11. And so if that's the case then we just stop, we choose new hash functions, and we start over.
12. And again, there's very nice probabilistic guarantees about how often this is going to finish.
13. So in the research that inspired this work,
14. the guarantee that we tried to use
15. was that we could guarantee that it was going to fail less than 1 out of every million times.
16. So once we construct the hash table, the lookup procedure is really simple.
17. We're going to calculate all the hash functions for the item that we want to look up.
18. So for instance, if I want to look up item B, I calculate item B's hash functions.
19. Here hash function 1 is equal to 0, and hash function 2 is equal to 1.
20. So what I'm going to do is I'm going to look in all tables

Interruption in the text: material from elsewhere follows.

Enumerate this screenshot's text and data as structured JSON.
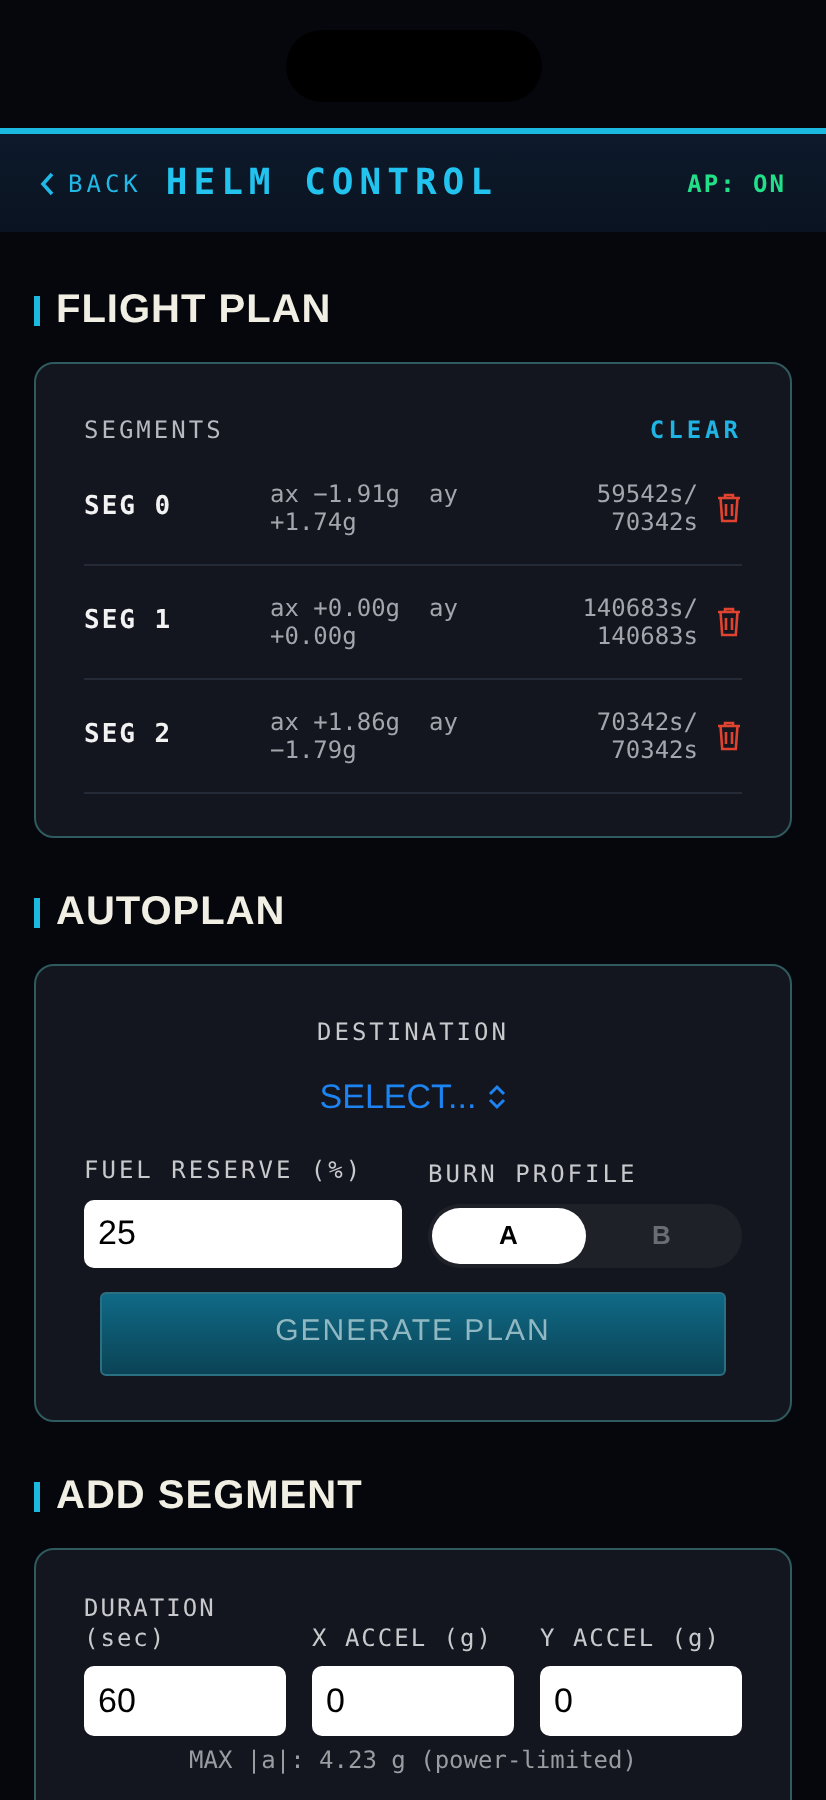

21. using the particular hash functions until I find what I'm looking for.
22. So first, I'm going to look in table 1, and I know that I'm going to look in slot 0.
23. Here I look in slot 0, and I say, "Wait a second, that's not B."
24. So then I have to go to table 2, look and see that its hash value is equal to 1,
25. so I'll look in slot 1 in table 2, and I'll say, "Ah, there's B!"
26. I've now found the value that I'm looking for.
27. Now if we don't find it in any of these locations, it's just not in the has table.
28. Now the nice part here is that this is a constant time lookup.
29. It just requires T lookups, and T is a constant.
30. It might be 2, it might be 3, and so on.
31. This is different than chaining.
32. Chaining has a variable time lookup.
33. It depends on how many items are in the bucket,
34. and if we have many items in the bucket, and we have to look all the way to the end,
35. it can potentially take a very long time,
36. whereas we can guarantee exactly how much work,
37. and it's a constant amount of work to look up any item in these hash tables.